(Alas, I’ve also encountered non-religious Jews who have intentionally scheduled events on Jewish holidays, knowing that observant Jews would be unable to attend, out of hostility toward “those crazy ultra-religious Jews who make the rest of us look bad.”)
The fact that the holidays are a moving target is exactly why I wrote the Web page to list them.
Finally, if you don’t ask, you don’t get.
I think you are focusing too much on the halachic issues and not enough on non-halachic issues. As you note, Purim is less of a concern for Orthodox Jews, but it is more of a concern for non-Orthodox Jews, many of whom celebrate Purim with their families but do not observe many of the other holidays.
It’s inevitable that some of the distinctions I draw on this page are going to be arbitrary and not exactly right. To make all of them exactly right would completely overwhelm any unknowledgeable person trying to use the information. I am comfortable with the distinction I’ve drawn.
This is exactly the opposite situation as Purim, which is why it ends up treated differently from Purim — the prohibitions of Tisha B’Av are more of a concern for Orthodox Jews but less of a concern for non-Orthodox Jews.
If someone had to go to a conference on the day before Pesach, they could — they would simply need to plan in advance to make it possible. My goal here is not to make it easy for Jews to attend events, but rather to make it possible for them to attend. As you point out, I’m asking schedulers to do an awful lot by asking them to avoid all these days, so I don’t think it’s appropriate to add a day which can be worked around by the attendee.
All of this is true. My goal is not to try to tell people that they must avoid these dates, but rather to provide them with the information they need to know what dates they should at least be trying to avoid. In my experience, most of the time they simply don’t know.
Yes, of course, but once you reach the point in the conversation of actually trying to explain what dates they should be trying to avoid, face-to-face conversation is no longer terribly effective, because it’s just so darn complicated. Hence this page.
I’ve never asked someone to change a date that had already been scheduled because I couldn’t attend, and I wouldn’t dream of doing that. My goal is to put the information in people’s hands to enable them to take it into account when they’re doing the scheduling.
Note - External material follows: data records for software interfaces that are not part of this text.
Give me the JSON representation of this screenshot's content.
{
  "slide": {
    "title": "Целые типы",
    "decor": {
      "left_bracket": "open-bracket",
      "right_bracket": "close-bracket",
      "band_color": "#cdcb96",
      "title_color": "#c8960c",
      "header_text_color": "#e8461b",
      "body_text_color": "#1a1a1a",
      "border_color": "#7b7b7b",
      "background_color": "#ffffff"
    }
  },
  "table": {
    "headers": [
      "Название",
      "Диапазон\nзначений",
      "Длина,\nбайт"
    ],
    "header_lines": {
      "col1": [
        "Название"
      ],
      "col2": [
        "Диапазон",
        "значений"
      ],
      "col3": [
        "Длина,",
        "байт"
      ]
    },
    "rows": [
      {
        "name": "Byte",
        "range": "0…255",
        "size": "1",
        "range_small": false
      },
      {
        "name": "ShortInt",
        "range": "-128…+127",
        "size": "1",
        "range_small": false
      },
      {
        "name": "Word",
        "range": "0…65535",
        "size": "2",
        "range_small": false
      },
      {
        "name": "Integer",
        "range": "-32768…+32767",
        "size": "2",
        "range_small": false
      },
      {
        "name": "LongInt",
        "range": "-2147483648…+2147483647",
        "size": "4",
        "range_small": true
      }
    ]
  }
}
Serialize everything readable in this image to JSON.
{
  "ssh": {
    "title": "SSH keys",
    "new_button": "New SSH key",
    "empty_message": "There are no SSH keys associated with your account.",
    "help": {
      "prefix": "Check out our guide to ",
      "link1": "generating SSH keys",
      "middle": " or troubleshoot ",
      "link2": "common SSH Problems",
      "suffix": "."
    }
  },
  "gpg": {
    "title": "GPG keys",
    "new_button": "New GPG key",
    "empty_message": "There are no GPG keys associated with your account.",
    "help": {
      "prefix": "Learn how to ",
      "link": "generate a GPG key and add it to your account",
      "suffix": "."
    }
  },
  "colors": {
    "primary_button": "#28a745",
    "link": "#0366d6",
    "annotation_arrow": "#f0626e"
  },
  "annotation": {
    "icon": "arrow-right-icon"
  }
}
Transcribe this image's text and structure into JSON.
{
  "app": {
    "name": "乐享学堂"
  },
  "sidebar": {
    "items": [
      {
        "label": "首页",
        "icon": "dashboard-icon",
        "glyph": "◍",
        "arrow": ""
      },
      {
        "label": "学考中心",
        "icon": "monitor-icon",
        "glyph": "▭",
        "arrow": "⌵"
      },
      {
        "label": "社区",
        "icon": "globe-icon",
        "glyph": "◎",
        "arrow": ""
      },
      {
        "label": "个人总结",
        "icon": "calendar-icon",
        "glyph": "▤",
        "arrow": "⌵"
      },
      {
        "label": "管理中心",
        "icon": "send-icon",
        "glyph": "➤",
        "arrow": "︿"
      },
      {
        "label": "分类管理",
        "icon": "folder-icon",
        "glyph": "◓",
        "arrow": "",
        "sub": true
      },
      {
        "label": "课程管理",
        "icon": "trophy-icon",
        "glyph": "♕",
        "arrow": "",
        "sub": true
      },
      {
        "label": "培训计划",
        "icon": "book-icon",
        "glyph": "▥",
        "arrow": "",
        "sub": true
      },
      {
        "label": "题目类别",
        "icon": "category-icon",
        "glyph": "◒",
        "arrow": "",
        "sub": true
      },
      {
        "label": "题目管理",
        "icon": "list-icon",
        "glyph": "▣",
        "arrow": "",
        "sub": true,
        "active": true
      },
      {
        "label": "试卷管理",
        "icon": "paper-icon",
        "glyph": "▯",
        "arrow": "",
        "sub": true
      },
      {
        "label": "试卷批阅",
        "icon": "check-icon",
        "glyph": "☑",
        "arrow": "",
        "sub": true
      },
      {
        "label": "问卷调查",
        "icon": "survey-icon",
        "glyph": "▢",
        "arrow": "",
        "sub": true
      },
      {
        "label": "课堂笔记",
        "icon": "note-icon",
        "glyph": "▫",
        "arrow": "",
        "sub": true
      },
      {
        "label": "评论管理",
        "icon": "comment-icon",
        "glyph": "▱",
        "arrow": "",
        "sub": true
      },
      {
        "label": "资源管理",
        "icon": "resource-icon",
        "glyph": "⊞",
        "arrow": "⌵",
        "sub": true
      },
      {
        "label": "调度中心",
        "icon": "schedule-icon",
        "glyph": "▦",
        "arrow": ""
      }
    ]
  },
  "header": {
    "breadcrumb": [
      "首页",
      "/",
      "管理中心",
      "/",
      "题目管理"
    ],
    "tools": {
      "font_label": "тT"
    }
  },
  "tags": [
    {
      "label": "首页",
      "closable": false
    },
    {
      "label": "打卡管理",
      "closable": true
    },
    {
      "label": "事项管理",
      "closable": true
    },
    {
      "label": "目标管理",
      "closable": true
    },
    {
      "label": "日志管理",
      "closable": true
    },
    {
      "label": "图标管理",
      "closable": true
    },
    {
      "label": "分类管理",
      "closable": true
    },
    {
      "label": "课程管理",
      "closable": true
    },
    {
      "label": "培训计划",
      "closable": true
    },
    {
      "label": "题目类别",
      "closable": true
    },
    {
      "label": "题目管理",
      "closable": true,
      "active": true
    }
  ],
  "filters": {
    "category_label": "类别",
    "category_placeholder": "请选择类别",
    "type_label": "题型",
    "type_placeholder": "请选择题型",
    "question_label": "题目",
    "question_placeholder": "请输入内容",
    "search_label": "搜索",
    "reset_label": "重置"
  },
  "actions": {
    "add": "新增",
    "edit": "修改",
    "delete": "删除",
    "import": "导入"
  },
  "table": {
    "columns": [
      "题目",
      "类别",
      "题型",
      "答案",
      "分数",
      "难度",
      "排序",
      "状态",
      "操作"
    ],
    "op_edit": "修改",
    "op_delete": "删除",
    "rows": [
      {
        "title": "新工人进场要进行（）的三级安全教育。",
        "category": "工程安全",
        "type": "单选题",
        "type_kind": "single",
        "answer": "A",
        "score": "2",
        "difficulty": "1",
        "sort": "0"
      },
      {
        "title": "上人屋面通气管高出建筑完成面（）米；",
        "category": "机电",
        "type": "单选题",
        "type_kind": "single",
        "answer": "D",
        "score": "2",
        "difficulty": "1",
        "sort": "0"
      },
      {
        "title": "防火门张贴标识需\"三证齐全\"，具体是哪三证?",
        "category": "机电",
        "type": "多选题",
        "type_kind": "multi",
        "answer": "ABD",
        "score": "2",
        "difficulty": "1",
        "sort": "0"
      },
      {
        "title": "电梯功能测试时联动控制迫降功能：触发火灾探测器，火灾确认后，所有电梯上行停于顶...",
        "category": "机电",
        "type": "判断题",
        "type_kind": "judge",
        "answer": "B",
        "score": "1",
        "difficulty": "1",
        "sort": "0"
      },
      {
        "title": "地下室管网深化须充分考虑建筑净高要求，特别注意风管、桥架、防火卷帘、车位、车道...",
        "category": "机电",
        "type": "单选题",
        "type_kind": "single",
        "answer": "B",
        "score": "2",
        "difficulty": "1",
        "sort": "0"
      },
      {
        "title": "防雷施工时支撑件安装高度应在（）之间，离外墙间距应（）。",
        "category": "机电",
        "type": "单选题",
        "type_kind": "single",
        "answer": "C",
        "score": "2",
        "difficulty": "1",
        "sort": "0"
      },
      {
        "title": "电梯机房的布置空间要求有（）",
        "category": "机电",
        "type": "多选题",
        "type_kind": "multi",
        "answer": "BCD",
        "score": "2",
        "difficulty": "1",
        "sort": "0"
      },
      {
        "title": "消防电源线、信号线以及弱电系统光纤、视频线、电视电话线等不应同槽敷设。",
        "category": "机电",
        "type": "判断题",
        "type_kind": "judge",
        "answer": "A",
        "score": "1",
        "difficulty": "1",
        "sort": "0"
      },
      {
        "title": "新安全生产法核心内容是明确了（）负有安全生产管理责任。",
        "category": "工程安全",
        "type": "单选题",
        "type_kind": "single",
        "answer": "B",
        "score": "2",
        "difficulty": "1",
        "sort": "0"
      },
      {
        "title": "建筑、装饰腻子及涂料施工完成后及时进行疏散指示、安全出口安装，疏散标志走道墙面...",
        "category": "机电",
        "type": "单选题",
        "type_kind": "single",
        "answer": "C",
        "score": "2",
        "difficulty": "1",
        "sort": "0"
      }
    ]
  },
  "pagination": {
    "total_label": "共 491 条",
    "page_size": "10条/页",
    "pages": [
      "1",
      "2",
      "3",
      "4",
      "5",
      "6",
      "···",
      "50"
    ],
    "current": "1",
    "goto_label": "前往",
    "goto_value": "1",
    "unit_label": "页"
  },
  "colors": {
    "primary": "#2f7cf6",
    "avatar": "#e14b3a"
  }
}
I’m going to post some comments I’ve received about the holidays page and how I responded to them. Others can feel free to post their own comments here as well.
I intentionally treated the first day of Chanukah separately from all the others, because it seems like the one that adults with young children are most likely to want to spend with their families. It’s an arbitrary distinction, but there are a lot of arbitrary distinctions in this page.
This page is already way, way more information than unobservant or non-Jewish people ever want to have to deal with. I don’t want to overload them even more; the more information I include here, the less likely it is that they’ll pay attention to any of it.
All of the things you mention are things that can be dealt with by an observant Jew, one way or another. My intention is not to make it easy for Jews to attend events on holidays, but rather to make it possible for them to do so. I think it’s reasonable to expect Jewish attendees to meet event schedulers half-way, so I don’t think this information belongs.
I’ve added a mention of Shabbat to the complete list at the top.
It would be incorrect to mention Shabbat in the “Can’t Touch This” list, because in fact many people who observe the holidays on that list don’t observe Shabbat. This is why it is mentioned in the “It’s all about the numbers” list instead; the people who observe the additional holidays listed there are the ones who also observe Shabbat.
Again, I think this is Too Much Information.